Tomorrow, 1st July, 2016, will be the 100th Anniversary of the start of the Battle of the Somme. Here is a single page transcribed from the diary of Captain 3/153a J. Mitchell, New Zealand Medical Corps. ex of the Royal Army Medical Corps. (Territorial) - Sergeant Major. My great uncle.
Having already served, and survived 81 days on the Gallipoli Peninsula, he was transferred to France on 22nd June 1916 after a week's special leave to the UK to visit family, [my grandmother was his sister]. Having survived the Somme, he went on to fight in the Battle of Passchendaele.
This brave man survived the war and lived the rest of his days as a chicken farmer around Sydney, Australia. He was born and bred in Little Lever, living in Radcliffe, Lancashire before emigrating to NZ around 1912.
"On Sept 7th 1916 arrived at Saint Gratien [North of Paris] at 4.30pm. Continuous rumble of guns in the distance, especially being about 5 miles from firing. Come tomorrow arrived at Dernancourt about 2pm where we all had to pitch [the] operating tent. All officers slept together in it unlit. Left Dernancourt at 9am Saturday 9th Sept 1916. Arrived at Fricourt Camp at noon where we bivouacked overnight, the 9th and 10th. Captains Short, Kenny and Crawford went out with bearers on the night of the 10th. The trenches pounded to bits by our guns, and dugouts and German trenches - really wonderful. Continual heavy gunfire, guns all around us.
13th Sept 1916 - went to huts at Fricourt and left Flat [FlatIron Copse A.D.S - Advanced Dressing Station] on the morning of the 15th for fear from the Copse beyond, marching about a mile and a half. I left Fricourt to find the transport and went beyond Contalmaison thus back to Mametz where I found transport. Parties of Hun prisoners were being brought in by our men in droves of 50 or 60. I passed large numbers of reserves from the Scottish Divisions about Contalmaison and when I got to our A.D.S [Advanced Dressing Station] at Flat [FlatIronCopse], a large number of wounded and prisoners were being brought in.
The Huns were putting over high and the road was just crowded with guns and even an A.D.S in a Hun dugout.
I got orders to take the transport to Green Dump and we moved off in the darkness through a valley just blown to bits by the HE [High Explosive]. The flashes, bark and roar of the guns noted the bursting of every HE all the way.

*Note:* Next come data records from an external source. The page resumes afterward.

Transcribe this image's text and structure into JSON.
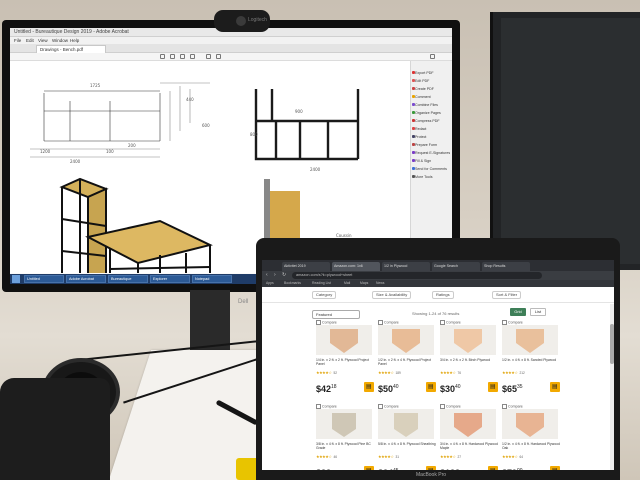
{
  "scene": {
    "description_colors": {
      "desk": "#d7cfc3",
      "wall": "#c9c0b3",
      "amazon_cart": "#f2a900",
      "grid_view_green": "#3e7f58"
    }
  },
  "monitor": {
    "webcam_brand": "Logitech",
    "brand": "Dell",
    "app": {
      "title": "Untitled - Bureautique Design 2019 - Adobe Acrobat",
      "menu": [
        "File",
        "Edit",
        "View",
        "Window",
        "Help"
      ],
      "tab_label": "Drawings - Bench.pdf",
      "right_panel_items": [
        "Export PDF",
        "Edit PDF",
        "Create PDF",
        "Comment",
        "Combine Files",
        "Organize Pages",
        "Compress PDF",
        "Redact",
        "Protect",
        "Prepare Form",
        "Request E-Signatures",
        "Fill & Sign",
        "Send for Comments",
        "More Tools"
      ]
    },
    "taskbar": {
      "items": [
        "Untitled",
        "Adobe Acrobat",
        "Bureautique",
        "Explorer",
        "Notepad"
      ],
      "time": "10:42"
    }
  },
  "laptop": {
    "brand": "MacBook Pro",
    "browser": {
      "tabs": [
        "Aktivitet 2019",
        "Amazon.com: 1x6",
        "1/2 in Plywood",
        "Google Search",
        "Shop Results"
      ],
      "url": "amazon.com/s?k=plywood+sheet",
      "bookmarks": [
        "Apps",
        "Bookmarks",
        "Reading List",
        "Mail",
        "Maps",
        "News"
      ]
    },
    "filters": [
      "Category",
      "Size & Availability",
      "Ratings",
      "Sort & Filter"
    ],
    "sort_label": "Featured",
    "results_count": "Showing 1-24 of 76 results",
    "view_grid": "Grid",
    "view_list": "List",
    "compare_label": "Compare",
    "products": [
      {
        "title": "1/4 in. x 2 ft. x 2 ft. Plywood Project Panel",
        "price_main": "42",
        "price_cents": "18",
        "reviews": "52",
        "rating": 4,
        "thumb_color": "#e2b896"
      },
      {
        "title": "1/2 in. x 2 ft. x 4 ft. Plywood Project Panel",
        "price_main": "50",
        "price_cents": "40",
        "reviews": "189",
        "rating": 4,
        "thumb_color": "#e8bc97"
      },
      {
        "title": "3/4 in. x 2 ft. x 2 ft. Birch Plywood",
        "price_main": "30",
        "price_cents": "40",
        "reviews": "76",
        "rating": 4,
        "thumb_color": "#efc8a6"
      },
      {
        "title": "1/2 in. x 4 ft. x 8 ft. Sanded Plywood",
        "price_main": "65",
        "price_cents": "35",
        "reviews": "212",
        "rating": 4,
        "thumb_color": "#e9c09c"
      },
      {
        "title": "3/8 in. x 4 ft. x 8 ft. Plywood Pine BC Grade",
        "price_main": "33",
        "price_cents": "",
        "reviews": "46",
        "rating": 4,
        "thumb_color": "#cfc7b6"
      },
      {
        "title": "5/8 in. x 4 ft. x 8 ft. Plywood Sheathing",
        "price_main": "24",
        "price_cents": "45",
        "reviews": "31",
        "rating": 4,
        "thumb_color": "#d9d0bc"
      },
      {
        "title": "3/4 in. x 4 ft. x 8 ft. Hardwood Plywood Maple",
        "price_main": "133",
        "price_cents": "",
        "reviews": "27",
        "rating": 4,
        "thumb_color": "#e6a98a"
      },
      {
        "title": "1/2 in. x 4 ft. x 8 ft. Hardwood Plywood Oak",
        "price_main": "79",
        "price_cents": "00",
        "reviews": "64",
        "rating": 4,
        "thumb_color": "#e8b493"
      }
    ]
  }
}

We were ordered to place our transport between two batteries of 4.5QF [4.5 inch Howitzer] - a rotten place to be.
16th Sept 1916. A premature burst from the battery a few yards away from us killed one man, wounded 7 and killed 6 horses. I was lying under lumber and as close to the burst as the men who were killed and wounded.
17th Sept 1916. Very wet, rotten mud up to the knees and raining heavily. 3 enemy HE bursts close to me and flung the earth over my tent. Ordered the horses to be removed and men to shift out of it to across the valley. I went myself but could not get shelter as all the dugouts were full up, so decided to risk it and returned to Flat [FlatIron Copse A.D.S] cold and wet. As I was riding in the same evening a HE burst about 12 yards from me. I thought my number was up, but luckily thank God, I wasn't hit. Our troops have done marvellously, but the cost is heavy. We've had 6 men killed and about 30 wounded. Major Martin, Captain Bogle killed. Captain Good and Captain Brown wounded".